This latest batch of picture books for the Picture Book Reading Challenge includes my choices for #5 a book set in the city or in an urban area (Tinyville Town Gets to Work),  #7 a book with human characters (The Philharmonic Gets Dressed), #11 a book celebrating art (Magritte's Apple), and #39 a new to you illustrator (A Moon of My Own). 

Tinyville Town Gets to Work by Brian Biggs

This colorful book is appealing to kids who are interested in community helpers, and cars and trucks. It includes not-often-mentioned members of the community, like the city planner, and it focuses on a building project (a new bridge) which is sure to delight preschoolers who love construction. Miss Muffet (age 3) and I had some trouble with the toad who appears about halfway through the story, as we were able to follow him for a few pages and then he just completely disappeared. It is also curious that the new bridge that is meant to replace the insufficient two-lane bridge is also two lanes and does not seem to alleviate the traffic problem at all. I read this at a story time and none of the kids noticed, but once my husband pointed it out, it did sort of make me like the book less. Despite that flaw, though, I'm sure this book will be popular.
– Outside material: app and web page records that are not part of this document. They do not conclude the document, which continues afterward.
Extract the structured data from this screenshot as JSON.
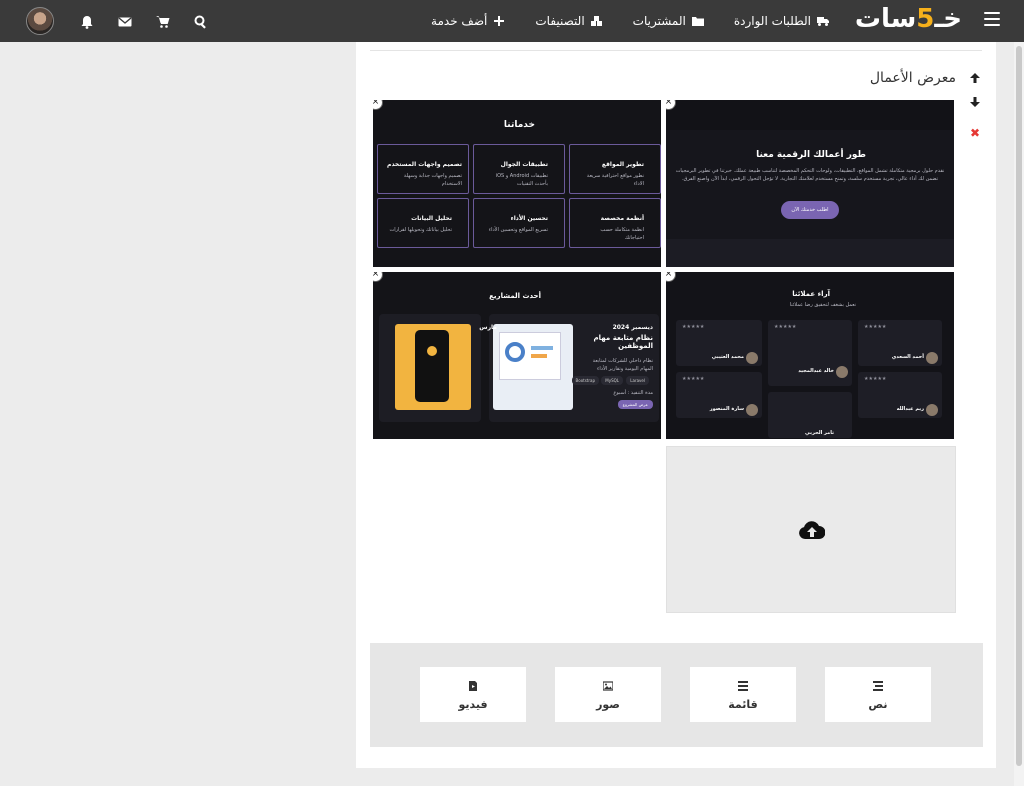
{
  "header": {
    "logo_main": "خـ",
    "logo_five": "5",
    "logo_rest": "سات",
    "nav": [
      {
        "label": "أضف خدمة",
        "icon": "plus-icon"
      },
      {
        "label": "التصنيفات",
        "icon": "cubes-icon"
      },
      {
        "label": "المشتريات",
        "icon": "folder-icon"
      },
      {
        "label": "الطلبات الواردة",
        "icon": "truck-icon"
      }
    ],
    "icons": [
      "search-icon",
      "cart-icon",
      "envelope-icon",
      "bell-icon"
    ]
  },
  "section": {
    "title": "معرض الأعمال",
    "remove": "✖"
  },
  "gallery": {
    "close": "×",
    "thumb1": {
      "title": "طور أعمالك الرقمية معنا",
      "text": "نقدم حلول برمجية متكاملة تشمل المواقع، التطبيقات، ولوحات التحكم المخصصة لتناسب طبيعة عملك. خبرتنا في تطوير البرمجيات تضمن لك أداء عالي، تجربة مستخدم سلسة، وتمنح مستخدم لعلامتك التجارية. لا تؤجل التحول الرقمي، ابدأ الآن واصنع الفرق.",
      "button": "اطلب خدمتك الآن"
    },
    "thumb2": {
      "title": "خدماتنا",
      "cards": [
        {
          "title": "تطوير المواقع",
          "text": "نطور مواقع احترافية سريعة الاداء"
        },
        {
          "title": "تطبيقات الجوال",
          "text": "تطبيقات Android و iOS بأحدث التقنيات"
        },
        {
          "title": "تصميم واجهات المستخدم",
          "text": "تصميم واجهات جذابة وسهلة الاستخدام"
        },
        {
          "title": "أنظمة مخصصة",
          "text": "انظمة متكاملة حسب احتياجاتك"
        },
        {
          "title": "تحسين الأداء",
          "text": "تسريع المواقع وتحسين الأداء"
        },
        {
          "title": "تحليل البيانات",
          "text": "تحليل بياناتك وتحويلها لقرارات"
        }
      ]
    },
    "thumb3": {
      "title": "آراء عملائنا",
      "subtitle": "نعمل بشغف لتحقيق رضا عملائنا",
      "stars": "★★★★★",
      "reviews": [
        {
          "name": "أحمد السعدي",
          "role": "مدير المشروع"
        },
        {
          "name": "خالد عبدالمجيد",
          "role": "مؤسس شركة"
        },
        {
          "name": "محمد العتيبي",
          "role": "مدير تقنية المعلومات"
        },
        {
          "name": "ريم عبدالله",
          "role": "مديرة تسويق"
        },
        {
          "name": "تامر الحربي",
          "role": ""
        },
        {
          "name": "سارة المنصور",
          "role": "مديرة العمليات"
        }
      ]
    },
    "thumb4": {
      "title": "أحدث المشاريع",
      "date": "ديسمبر 2024",
      "project": "نظام متابعة مهام الموظفين",
      "text": "نظام داخلي للشركات لمتابعة المهام اليومية وتقارير الأداء",
      "tags": [
        "Bootstrap",
        "MySQL",
        "Laravel"
      ],
      "duration": "مدة التنفيذ : أسبوع",
      "button": "عرض المشروع",
      "side": "مارس"
    }
  },
  "tools": [
    {
      "label": "نص",
      "icon": "text-icon"
    },
    {
      "label": "قائمة",
      "icon": "list-icon"
    },
    {
      "label": "صور",
      "icon": "image-icon"
    },
    {
      "label": "فيديو",
      "icon": "video-file-icon"
    }
  ]
}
The Philharmonic Gets Dressed by Karla Kuskin, illustrated by Marc Simont

This picture book follows the members of an orchestra as they get dressed for their evening concert. I have read this book before, but had somehow never recorded it on Goodreads. It is an absolutely wonderful read-aloud. The language flows so smoothly, that the feel of the words coming out of my mouth was really enjoyable. The artwork is also very detailed and interesting, and it is fun to try following one character through the entire book. Curious preschoolers will love the specific details of each person's attire, instrument, and travel to the concert. Miss Muffet really enjoyed it, and I had fun photographing the book for Instagram. 

Magritte's Apple by Klaas Verplancke

My husband borrowed this from the library, and I read it because it was next to me on the couch and caught my eye. Produced by the Museum of Modern Art, it is a very simple introduction to the life and artwork of Rene Magritte. The illustrations do a great job of showcasing Magritte's style, and a "find the objects" activity at the book gives kids a reason to interact with the book more carefully upon a second reading. Biographical information at the back of the book also helps give the text proper context. This a perfect introduction to this artist for the youngest readers.

A Moon of My Own by Jennifer Rustgi, illustrated by Ashley White

My husband also chose this book, but it wound up being my favorite from that particular library trip. This magical celebration of the moon is beautifully illustrated with dramatic images which use light, shadow, and silhouette to create a sense of nighttime stillness and wonder at the moon's beauty. The child narrator follows the moon to different countries, while speaking directly to the moon about its subtle changes from night to night, and the comfort she finds in knowing the moon is always with her. It's a gorgeous book to look at, but also informative. The back matter talks about continents, landmarks, and the phases of the moon, and provides activities to do with young children to help them study the moon. This is one of the best picture books I have read in a long time.